UCC honours Ireland’s first female botanist

Pictured is Madeline Hutchins, Ellen’s great-great-grandniece and member of the organising committee of the Ellen Hutchins Festival, along with UCC President John O'Halloran. In just eight years of botanising, cut short by her death aged 29 in 1815, Ellen Hutchins discovered many new species, and made a significant contribution to the understanding of seaweeds, lichens, mosses and liverworts. Pic Michael Mac Sweeney/Provision

Between 1805 and 1813, in Ballylickey on the shores of Bantry Bay, Ellen Hutchins applied herself to the study of a particularly difficult branch of botany – the non-flowering plants – seaweeds, lichens, mosses and liverworts. She also produced a list of all the plants she could find in her neighbourhood, which amounted to over one thousand plants. This would be the first proper account of West Cork’s Flora. 

In those eight years, aged 20 to 27, Ellen Hutchins found at least 20 species that were new to science or new to Ireland, and made a significant contribution to the understanding of non-flowering plants, especially seaweeds. She also produced hundreds of exquisitely detailed watercolour drawings of seaweeds. Ellen’s achievements are all the more impressive when we consider that she suffered from periods of ill-health throughout her life, and had extensive caring responsibilities at home.

“I am immensely proud that UCC has chosen to name its Environmental Research Institute building after my great-great-grand-aunt, Ellen Hutchins.

“The challenges she faced in overcoming illness and balancing caring responsibilities with her own interest in botany, span the centuries and are just as relevant today as they were at the time.

“I hope that UCC students and staff will be encouraged by Ellen's life and her love of nature, and strive to protect our environment for future generations,”
Madeline Hutchins
Ellen's great-great-grandniece and member of the organising committee of the Ellen Hutchins Festival

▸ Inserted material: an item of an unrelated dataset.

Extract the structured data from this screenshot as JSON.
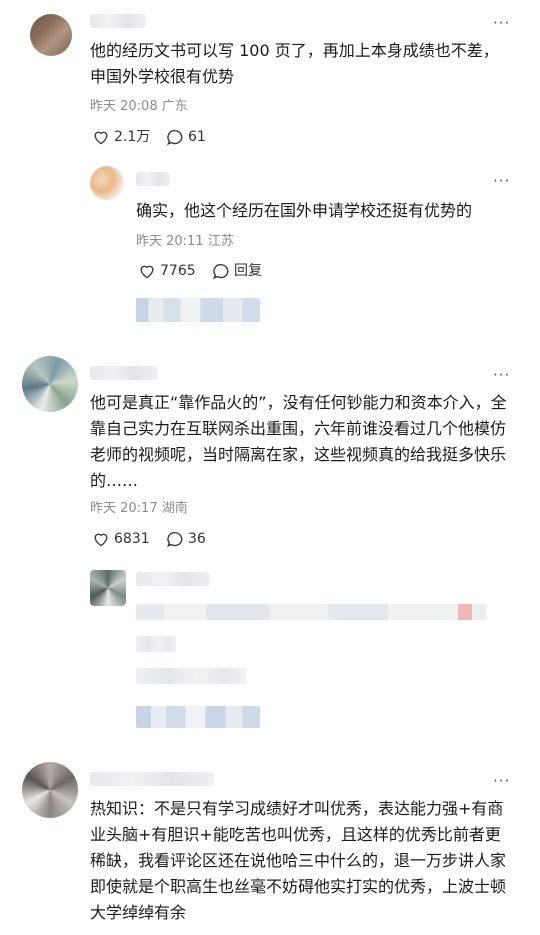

Ellen had returned to Bantry from school in Dublin to care for her ailing mother and a disabled brother. Ellen herself died young, just before her 30th birthday. Her legacy includes ten plants which have been named after her, such as the moss Ulota hutchinsiae (Hutchins’ Pincushion), in recognition of the importance of her botanical studies.

Paying tribute following her death, Ellen’s botanist friend Dawson Turner wrote that: “Botany had lost a votary as indefatigable as she was acute, and as successful as she was indefatigable.”

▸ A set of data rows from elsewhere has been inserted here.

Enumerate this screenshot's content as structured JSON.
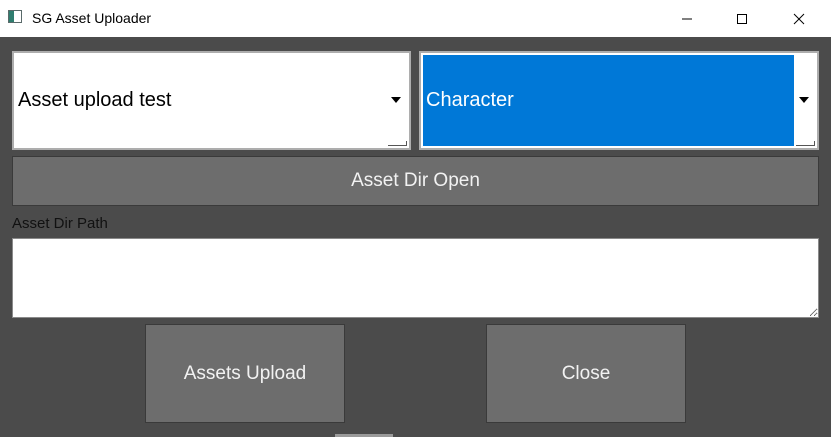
{
  "window": {
    "title": "SG Asset Uploader",
    "icon": "app-window-icon",
    "controls": [
      "minimize-icon",
      "maximize-icon",
      "close-icon"
    ]
  },
  "combos": {
    "project": {
      "value": "Asset upload test"
    },
    "category": {
      "value": "Character",
      "highlight_color": "#0078d7"
    }
  },
  "buttons": {
    "asset_dir_open": "Asset Dir Open",
    "assets_upload": "Assets Upload",
    "close": "Close"
  },
  "path": {
    "label": "Asset Dir Path",
    "value": ""
  },
  "colors": {
    "background": "#4b4b4b",
    "button": "#6d6d6d",
    "accent": "#0078d7"
  }
}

Now Ellen Hutchins’ indefatigable spirit will be immortalised in the naming of UCC’s ERI building on Cork’s Lee Road.

Today’s announcement also marks the unveiling of the Ellen Hutchins Reading Room within the ERI building, which contains archival material and artefacts such as a number of pressed modern seaweed specimens, framed silhouettes representing Ellen Hutchins and Dawson Turner, a number of books, several letters and a single drawing by Ellen.

The official naming ceremony took place today with contributions from a number of speakers including Madeline Hutchins, Ellen’s great-great grandniece and an organiser of the Ellen Hutchins Festival.

We are delighted to make this announcement, and to give Ellen Hutchins the recognition her pioneering work so richly deserves. Her spirit of inquisitiveness and love for her natural environment inspires us all. While the symbolism of this honour is important, it is equally crucial that our work aspires to continue Ellen’s legacy. Here at UCC we are committed to matching this through our UCC Futures and Sustainable Futures projects, which will deliver cross-disciplinary solutions to the great environmental challenges of our time.
John O’Halloran
University College Cork
"This is a very special day for the UCC Environmental Research Institute. By sharing in the legacy of women like Ellen Hutchins we hope we can encourage generations of UCC students to find inspiration in Ellen’s remarkable story and be motivated to follow in her ambitious footsteps.

This is the second building to be named after a female trailblazer here at UCC, with the Iris Ashley Cummins Civil Engineering Building named in February of this year. We have also celebrated four other female pioneers - Prof Mary Ryan, Dr Dora Allman, Dr Lucy Smith and Prof Aine Hyland - who now have prominent rooms named after them on campus.

We are delighted that Ellen Hutchins will today join their ranks and we know she will also empower and inspire our UCC community.
Professor Sarah Culloty
Environmental Research Institute

Founded in 2000, the UCC ERI in the Ellen Hutchins Building brings together over 400 researchers from 20 different scientific disciplines with expertise in the five broad research platforms of Environment, Sustainable Energy, Marine, Sustainable Agri-Food, and Sustainable Materials.

The naming of the ERI building in honour of Ellen Hutchins is the latest in a series of commemorations by UCC to recognise trail-blazing female role models.

Last February UCC announced that its Civil Engineering Building is to be named the Iris Ashley Cummins Civil Engineering Building, in honour of UCC’s first female engineering graduate.